## What this task involves
In full and without deviation, write out the entries that follow.

[Opening Records supplied section]

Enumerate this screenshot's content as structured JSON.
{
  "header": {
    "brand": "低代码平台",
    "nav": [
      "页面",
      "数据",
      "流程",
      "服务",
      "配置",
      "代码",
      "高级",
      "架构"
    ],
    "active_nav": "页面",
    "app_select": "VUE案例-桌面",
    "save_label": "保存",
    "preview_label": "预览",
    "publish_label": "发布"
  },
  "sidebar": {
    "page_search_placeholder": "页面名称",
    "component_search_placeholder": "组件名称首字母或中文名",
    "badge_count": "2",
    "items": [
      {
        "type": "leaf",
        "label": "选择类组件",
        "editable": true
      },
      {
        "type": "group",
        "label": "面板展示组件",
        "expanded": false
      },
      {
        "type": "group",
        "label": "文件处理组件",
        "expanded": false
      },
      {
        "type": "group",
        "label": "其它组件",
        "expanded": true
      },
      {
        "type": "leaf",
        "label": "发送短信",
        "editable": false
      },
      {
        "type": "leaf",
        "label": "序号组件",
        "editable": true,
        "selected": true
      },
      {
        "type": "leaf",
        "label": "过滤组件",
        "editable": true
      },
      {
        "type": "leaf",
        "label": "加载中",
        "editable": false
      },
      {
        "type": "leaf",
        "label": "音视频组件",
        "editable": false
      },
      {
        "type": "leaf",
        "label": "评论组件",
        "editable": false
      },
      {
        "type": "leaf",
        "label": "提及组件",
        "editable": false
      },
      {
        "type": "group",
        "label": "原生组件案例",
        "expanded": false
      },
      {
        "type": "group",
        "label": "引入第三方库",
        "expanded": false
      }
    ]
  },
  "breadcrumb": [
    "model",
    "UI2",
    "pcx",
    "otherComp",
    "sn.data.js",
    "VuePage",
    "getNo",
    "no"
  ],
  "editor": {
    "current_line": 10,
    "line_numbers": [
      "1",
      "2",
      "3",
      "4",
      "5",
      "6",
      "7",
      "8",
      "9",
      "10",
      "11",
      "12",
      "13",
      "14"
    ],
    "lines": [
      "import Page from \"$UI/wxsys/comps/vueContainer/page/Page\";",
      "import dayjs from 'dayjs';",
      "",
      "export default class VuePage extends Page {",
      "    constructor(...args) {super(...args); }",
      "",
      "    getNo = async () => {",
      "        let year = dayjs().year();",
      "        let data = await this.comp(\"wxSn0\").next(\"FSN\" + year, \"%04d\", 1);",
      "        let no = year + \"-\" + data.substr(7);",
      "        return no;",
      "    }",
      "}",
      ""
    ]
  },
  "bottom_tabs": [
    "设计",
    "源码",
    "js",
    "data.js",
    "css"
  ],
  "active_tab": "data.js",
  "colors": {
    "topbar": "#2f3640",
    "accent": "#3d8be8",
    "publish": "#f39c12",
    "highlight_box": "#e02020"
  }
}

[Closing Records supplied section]

## Written response
Enumerate this screenshot's content as structured JSON.
{
  "header": {
    "brand": "低代码平台",
    "nav": [
      "页面",
      "数据",
      "流程",
      "服务",
      "配置",
      "代码",
      "高级",
      "架构"
    ],
    "active_nav": "页面",
    "app_select": "VUE案例-桌面",
    "save_label": "保存",
    "preview_label": "预览",
    "publish_label": "发布"
  },
  "sidebar": {
    "page_search_placeholder": "页面名称",
    "component_search_placeholder": "组件名称首字母或中文名",
    "badge_count": "2",
    "items": [
      {
        "type": "leaf",
        "label": "选择类组件",
        "editable": true
      },
      {
        "type": "group",
        "label": "面板展示组件",
        "expanded": false
      },
      {
        "type": "group",
        "label": "文件处理组件",
        "expanded": false
      },
      {
        "type": "group",
        "label": "其它组件",
        "expanded": true
      },
      {
        "type": "leaf",
        "label": "发送短信",
        "editable": false
      },
      {
        "type": "leaf",
        "label": "序号组件",
        "editable": true,
        "selected": true
      },
      {
        "type": "leaf",
        "label": "过滤组件",
        "editable": true
      },
      {
        "type": "leaf",
        "label": "加载中",
        "editable": false
      },
      {
        "type": "leaf",
        "label": "音视频组件",
        "editable": false
      },
      {
        "type": "leaf",
        "label": "评论组件",
        "editable": false
      },
      {
        "type": "leaf",
        "label": "提及组件",
        "editable": false
      },
      {
        "type": "group",
        "label": "原生组件案例",
        "expanded": false
      },
      {
        "type": "group",
        "label": "引入第三方库",
        "expanded": false
      }
    ]
  },
  "breadcrumb": [
    "model",
    "UI2",
    "pcx",
    "otherComp",
    "sn.data.js",
    "VuePage",
    "getNo",
    "no"
  ],
  "editor": {
    "current_line": 10,
    "line_numbers": [
      "1",
      "2",
      "3",
      "4",
      "5",
      "6",
      "7",
      "8",
      "9",
      "10",
      "11",
      "12",
      "13",
      "14"
    ],
    "lines": [
      "import Page from \"$UI/wxsys/comps/vueContainer/page/Page\";",
      "import dayjs from 'dayjs';",
      "",
      "export default class VuePage extends Page {",
      "    constructor(...args) {super(...args); }",
      "",
      "    getNo = async () => {",
      "        let year = dayjs().year();",
      "        let data = await this.comp(\"wxSn0\").next(\"FSN\" + year, \"%04d\", 1);",
      "        let no = year + \"-\" + data.substr(7);",
      "        return no;",
      "    }",
      "}",
      ""
    ]
  },
  "bottom_tabs": [
    "设计",
    "源码",
    "js",
    "data.js",
    "css"
  ],
  "active_tab": "data.js",
  "colors": {
    "topbar": "#2f3640",
    "accent": "#3d8be8",
    "publish": "#f39c12",
    "highlight_box": "#e02020"
  }
}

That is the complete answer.